• **EXERCISE DETAILS**:
The required answer is a copy of each line in the entries below that includes "meta".

---------- AVAILABLE DATA ----------

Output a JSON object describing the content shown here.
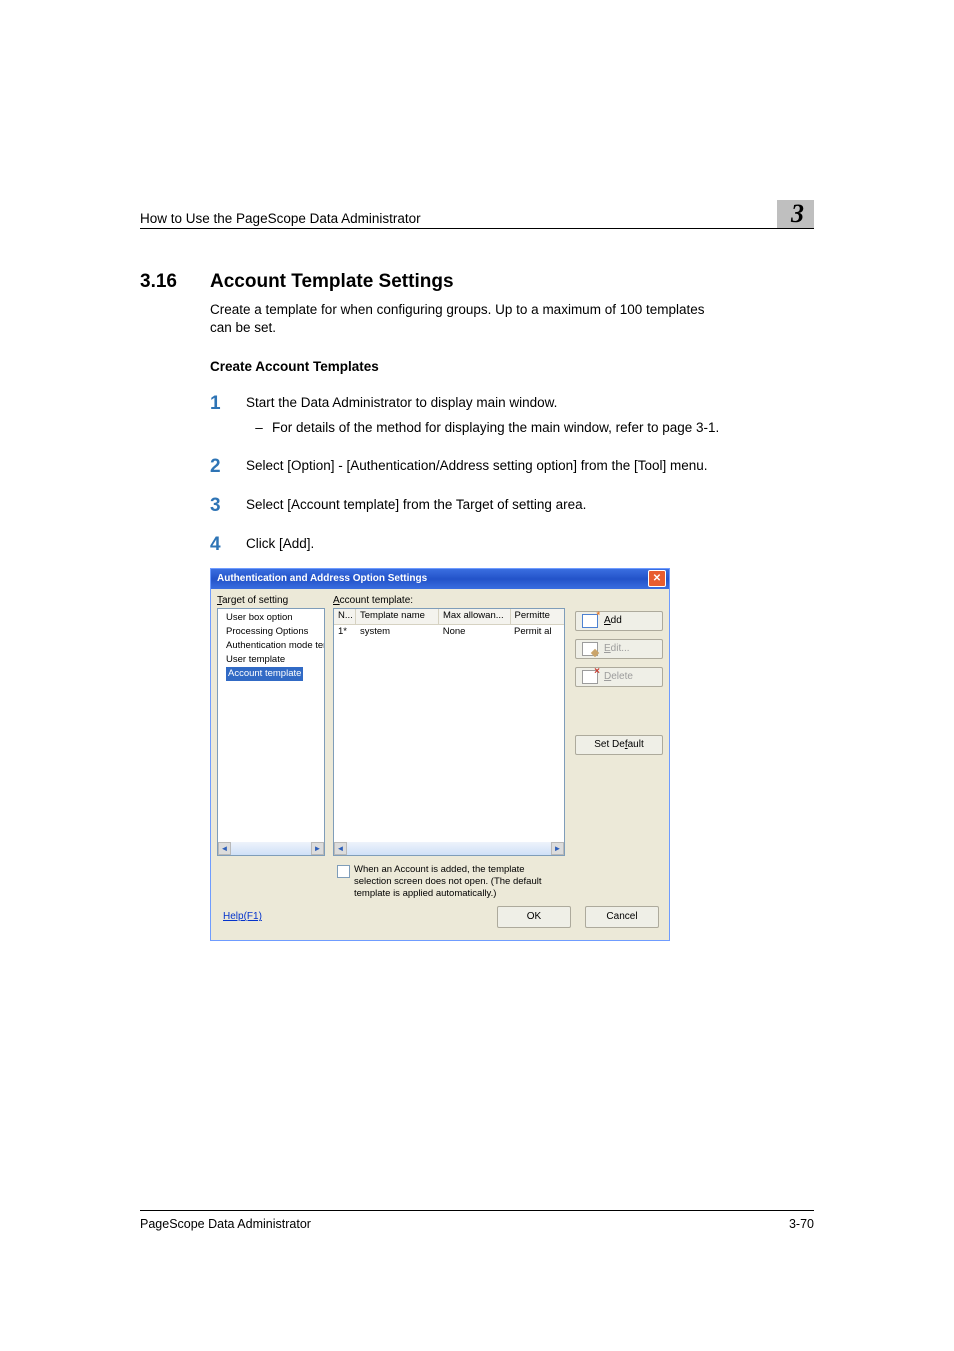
{
  "header": {
    "running_title": "How to Use the PageScope Data Administrator",
    "chapter_number": "3"
  },
  "section": {
    "number": "3.16",
    "title": "Account Template Settings",
    "intro": "Create a template for when configuring groups. Up to a maximum of 100 templates can be set.",
    "subheading": "Create Account Templates"
  },
  "steps": [
    {
      "n": "1",
      "text": "Start the Data Administrator to display main window.",
      "sub": [
        "For details of the method for displaying the main window, refer to page 3-1."
      ]
    },
    {
      "n": "2",
      "text": "Select [Option] - [Authentication/Address setting option] from the [Tool] menu."
    },
    {
      "n": "3",
      "text": "Select [Account template] from the Target of setting area."
    },
    {
      "n": "4",
      "text": "Click [Add]."
    }
  ],
  "dialog": {
    "title": "Authentication and Address Option Settings",
    "close_glyph": "✕",
    "tree": {
      "label_prefix": "T",
      "label_suffix": "arget of setting",
      "items": [
        "User box option",
        "Processing Options",
        "Authentication mode tem",
        "User template"
      ],
      "selected": "Account template"
    },
    "table": {
      "label_prefix": "A",
      "label_suffix": "ccount template:",
      "columns": [
        "N...",
        "Template name",
        "Max allowan...",
        "Permitte"
      ],
      "rows": [
        {
          "n": "1*",
          "name": "system",
          "max": "None",
          "perm": "Permit al"
        }
      ]
    },
    "actions": {
      "add": "Add",
      "add_ul": "A",
      "edit": "Edit...",
      "edit_ul": "E",
      "delete": "Delete",
      "delete_ul": "D",
      "set_default": "Set Default",
      "set_default_ul": "f"
    },
    "checkbox_text": "When an Account is added, the template selection screen does not open. (The default template is applied automatically.)",
    "help": "Help(F1)",
    "ok": "OK",
    "cancel": "Cancel"
  },
  "footer": {
    "product": "PageScope Data Administrator",
    "page": "3-70"
  }
}
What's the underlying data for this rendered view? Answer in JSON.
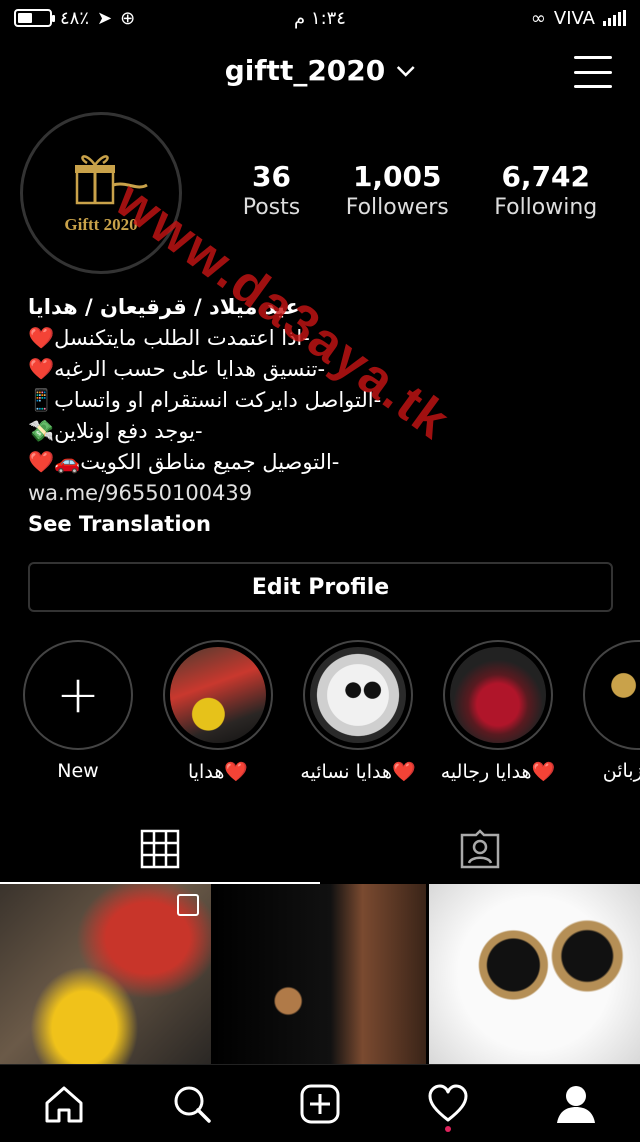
{
  "status_bar": {
    "battery_pct": "٤٨٪",
    "battery_level": 0.48,
    "time": "١:٣٤ م",
    "carrier": "VIVA"
  },
  "header": {
    "username": "giftt_2020"
  },
  "watermark": "www.da3aya.tk",
  "profile": {
    "avatar_text": "Giftt 2020",
    "stats": [
      {
        "value": "36",
        "label": "Posts"
      },
      {
        "value": "1,005",
        "label": "Followers"
      },
      {
        "value": "6,742",
        "label": "Following"
      }
    ],
    "bio": {
      "name": "عيد ميلاد / قرقيعان / هدايا",
      "lines": [
        "-اذا اعتمدت الطلب مايتكنسل❤️",
        "-تنسيق هدايا على حسب الرغبه❤️",
        "-التواصل دايركت انستقرام او واتساب📱",
        "-يوجد دفع اونلاين💸",
        "-التوصيل جميع مناطق الكويت🚗❤️"
      ],
      "link": "wa.me/96550100439",
      "see_translation": "See Translation"
    },
    "edit_profile_label": "Edit Profile"
  },
  "highlights": [
    {
      "label": "New"
    },
    {
      "label": "هدايا❤️"
    },
    {
      "label": "هدايا نسائيه❤️"
    },
    {
      "label": "هدايا رجاليه❤️"
    },
    {
      "label": "الزبائن..."
    }
  ],
  "colors": {
    "background": "#000000",
    "accent_gold": "#c9a24a",
    "watermark_red": "#c81414",
    "notification_dot": "#e0245e"
  },
  "icons": {
    "grid_tab": "grid-icon",
    "tagged_tab": "tagged-icon",
    "nav": [
      "home-icon",
      "search-icon",
      "add-post-icon",
      "heart-icon",
      "profile-icon"
    ]
  }
}
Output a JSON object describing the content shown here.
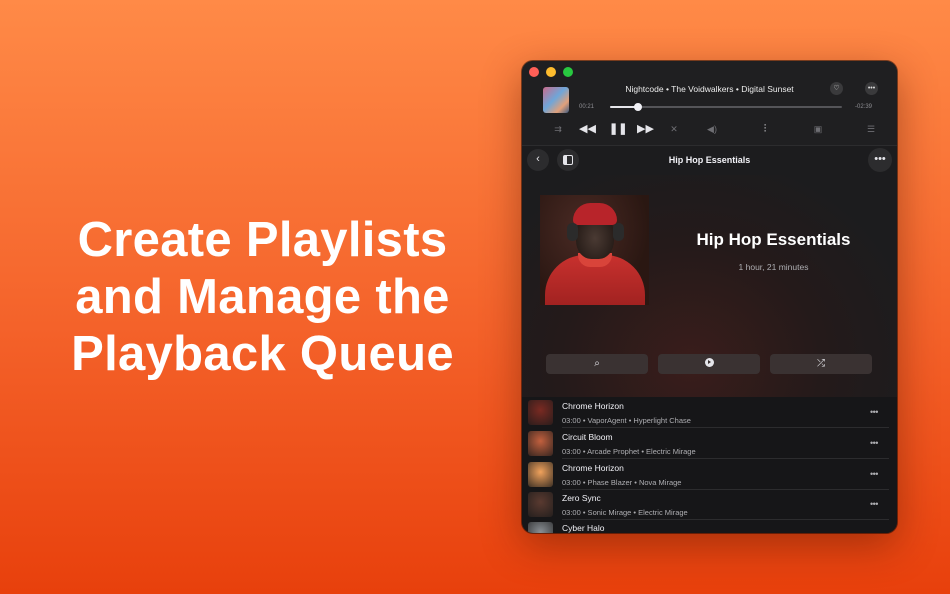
{
  "headline": {
    "lines": [
      "Create Playlists",
      "and Manage the",
      "Playback Queue"
    ]
  },
  "player": {
    "now_playing": "Nightcode • The Voidwalkers • Digital Sunset",
    "time_elapsed": "00:21",
    "time_remaining": "-02:39",
    "progress_fraction": 0.12,
    "icons": {
      "favorite": "heart-icon",
      "more": "ellipsis-icon",
      "queue_mode": "queue-mode-icon",
      "previous": "rewind-icon",
      "play_pause": "pause-icon",
      "next": "fast-forward-icon",
      "shuffle": "shuffle-icon",
      "volume": "volume-icon",
      "equalizer": "equalizer-icon",
      "lyrics": "lyrics-icon",
      "queue": "list-icon"
    }
  },
  "toolbar": {
    "title": "Hip Hop Essentials",
    "back": "chevron-left-icon",
    "sidebar": "sidebar-icon",
    "more": "ellipsis-icon"
  },
  "playlist": {
    "title": "Hip Hop Essentials",
    "duration": "1 hour, 21 minutes",
    "actions": [
      "search-icon",
      "play-icon",
      "shuffle-icon"
    ]
  },
  "tracks": [
    {
      "title": "Chrome Horizon",
      "meta": "03:00 • VaporAgent • Hyperlight Chase",
      "art_color": "#7a2a22"
    },
    {
      "title": "Circuit Bloom",
      "meta": "03:00 • Arcade Prophet • Electric Mirage",
      "art_color": "#c2603e"
    },
    {
      "title": "Chrome Horizon",
      "meta": "03:00 • Phase Blazer • Nova Mirage",
      "art_color": "#f0a25c"
    },
    {
      "title": "Zero Sync",
      "meta": "03:00 • Sonic Mirage • Electric Mirage",
      "art_color": "#5a3a30"
    },
    {
      "title": "Cyber Halo",
      "meta": "",
      "art_color": "#8a8f94"
    }
  ],
  "colors": {
    "background_top": "#ff8a47",
    "background_bottom": "#e8400c",
    "window_bg": "#1c1c1e"
  }
}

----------

• **THE COMPLETED TASK**:
      "meta": "03:00 • VaporAgent • Hyperlight Chase",
      "meta": "03:00 • Arcade Prophet • Electric Mirage",
      "meta": "03:00 • Phase Blazer • Nova Mirage",
      "meta": "03:00 • Sonic Mirage • Electric Mirage",
      "meta": "",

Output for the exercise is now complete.